downplaying the dangers of climate change fared better in receipt of research funding. Drawing attention to the dangers of global warming may or may not have helped increase funding for relevant scientific areas, but it surely did not help individuals like Mercer who stuck their heads out. I could vouch for that from my own experience. After I published a paper (Hansen et al 1981) that described likely climate effects of fossil fuel use, the Department of Energy reversed a decision to fund our research, specifically highlighting and criticizing aspects of that paper at a workshop in Coolfont, West Virginia and in publication (MacCracken 1983).
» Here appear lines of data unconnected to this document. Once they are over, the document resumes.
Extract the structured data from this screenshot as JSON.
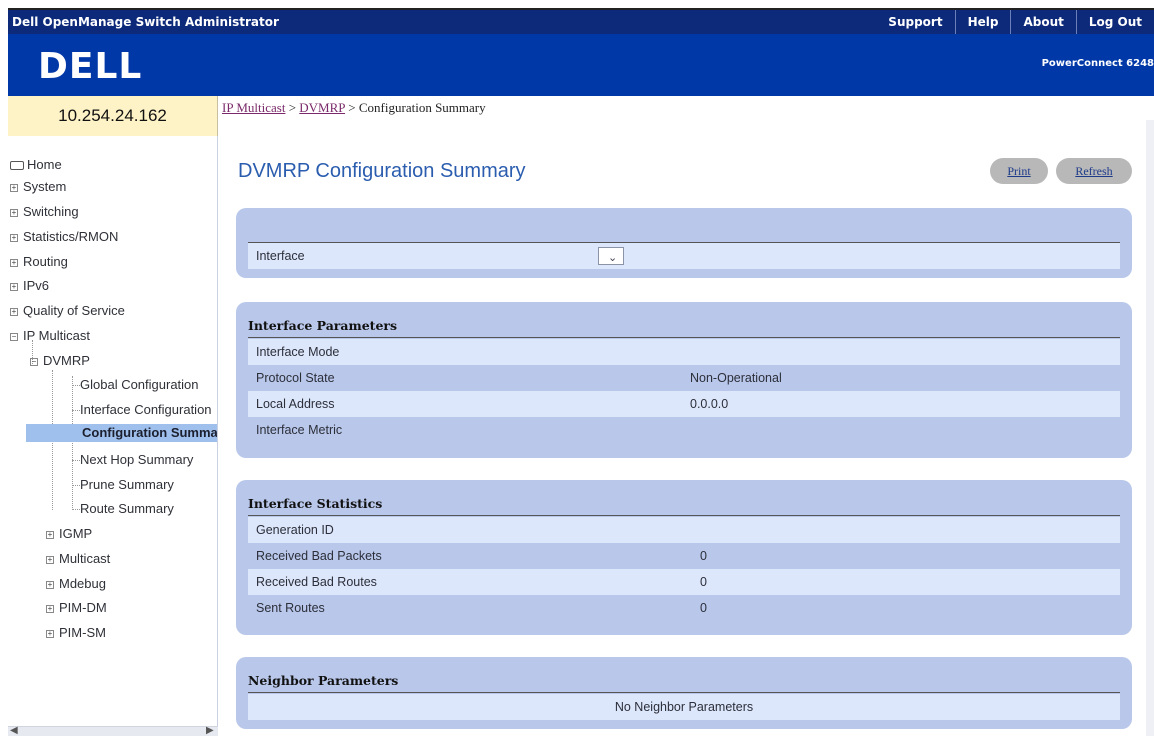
{
  "topbar": {
    "title": "Dell OpenManage Switch Administrator",
    "links": [
      "Support",
      "Help",
      "About",
      "Log Out"
    ]
  },
  "brand": {
    "logo": "DELL",
    "model": "PowerConnect 6248"
  },
  "ip_address": "10.254.24.162",
  "breadcrumb": {
    "link1": "IP Multicast",
    "sep1": " > ",
    "link2": "DVMRP",
    "sep2": " > ",
    "current": "Configuration Summary"
  },
  "sidebar": {
    "home": "Home",
    "system": "System",
    "switching": "Switching",
    "statistics": "Statistics/RMON",
    "routing": "Routing",
    "ipv6": "IPv6",
    "qos": "Quality of Service",
    "ip_multicast": "IP Multicast",
    "dvmrp": "DVMRP",
    "global_config": "Global Configuration",
    "interface_config": "Interface Configuration",
    "config_summary": "Configuration Summary",
    "next_hop": "Next Hop Summary",
    "prune": "Prune Summary",
    "route": "Route Summary",
    "igmp": "IGMP",
    "multicast": "Multicast",
    "mdebug": "Mdebug",
    "pim_dm": "PIM-DM",
    "pim_sm": "PIM-SM"
  },
  "page": {
    "title": "DVMRP Configuration Summary",
    "print": "Print",
    "refresh": "Refresh"
  },
  "interface_select": {
    "label": "Interface",
    "value": ""
  },
  "interface_parameters": {
    "heading": "Interface Parameters",
    "rows": [
      {
        "label": "Interface Mode",
        "value": ""
      },
      {
        "label": "Protocol State",
        "value": "Non-Operational"
      },
      {
        "label": "Local Address",
        "value": "0.0.0.0"
      },
      {
        "label": "Interface Metric",
        "value": ""
      }
    ]
  },
  "interface_statistics": {
    "heading": "Interface Statistics",
    "rows": [
      {
        "label": "Generation ID",
        "value": ""
      },
      {
        "label": "Received Bad Packets",
        "value": "0"
      },
      {
        "label": "Received Bad Routes",
        "value": "0"
      },
      {
        "label": "Sent Routes",
        "value": "0"
      }
    ]
  },
  "neighbor_parameters": {
    "heading": "Neighbor Parameters",
    "empty_text": "No Neighbor Parameters"
  }
}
I believe there is a pressure on scientists to be conservative. Papers are accepted for publication more readily if they do not push too far and are larded with caveats. Caveats are essential to science, being born in skepticism, which is essential to the process of investigation and verification. But there is a question of degree. A tendency for `gradualism' as new evidence comes to light may be ill-suited for communication, when an issue with a short time fuse is concerned."
(On Thermal Expansion & Thermal Contraction - 8, quoting Dr. Hansen). They looked over the fact that Antarctica is the largest desert on Earth, and therefore, by definition, could not receive enough snowfall to offset the ice mass loss taking place.

Adding more deadly cold water to the Southern Ocean means that it too will eventually absorb energy from the warming ocean and then melt even more ice (Hot, Warm, & Cold Thermal Facts: Tidewater-Glaciers, 2, 3, 4).

The tidewater glaciers of Antarctica and Greenland are an existential threat (as shown by Fig. 5), because if only a small percentage, about one and a half percent (~1.5%), of their ice melts it will destroy the sea trade upon which current civilization relies (80.32m * 0.015 = 1.2048m, = 3.95275591 ft).

That four feet of water will take out the sea ports (The Extinction of Robust Sea Ports, 2, 3, 4, 5, 6, 7, 8, 9).

The previous post in this series is here.


  1. What is the projected timeline for a 4 ft rise?

    Wouldn't off-loading of ships simply still occur via barge (shallow draft), pipes, etc? I realize the existing infrastructure would be flooded - but work-arounds (driving prices up enormously) would also be tried.

    Obviously, the world should be planning for this now, but like all things in the dumb era, hopium has replaced common sense.

    1. StupidNet,

      Sea level change varies from location to location around the globe.

      In some areas it is falling, in other areas it is not changing as much as the global average is, and in yet other places it is rising much more than anywhere else.

      The three main factors for that inequality are gravity, proximity to ice sheets, and rotation of the Earth.

      Use the "Series Posts" tab at the top of the page, and read "The Ghost-Water Constant, 2, 3, 4, 5, 6, 7, 8, 9" series and the "The Gravity of Sea Level Change, 2, 3, 4" for explanations as to the "different strokes for different folks" aspect of sea level change.

      As to the problem of infrastructure with respect to sea ports, use the same Tab and read "Why Sea Level Rise May Be The Greatest Threat To Civilization, 2, 3, 4, 5" ...

      To address your question as to when a 4ft sea level rise is likely (depending on location), read the series "The Question Is: How Much Acceleration Is Involved In SLR?, 2, 3, 4, 5, 6, 7, 8, 9".

      And no, in the US for example, the largest or second largest economy, the general infrastructure is not even being taken care of so neigher will the exotic infrastructure such as trying to adapt sea ports to sea level change.

      The U.S. government would not help with improving sea port infrastructure if any state asked, because they do not now "believe" in sea level change.

  2. There are enormous problems with existing sea ports even while pretending there is no sea level change. (link)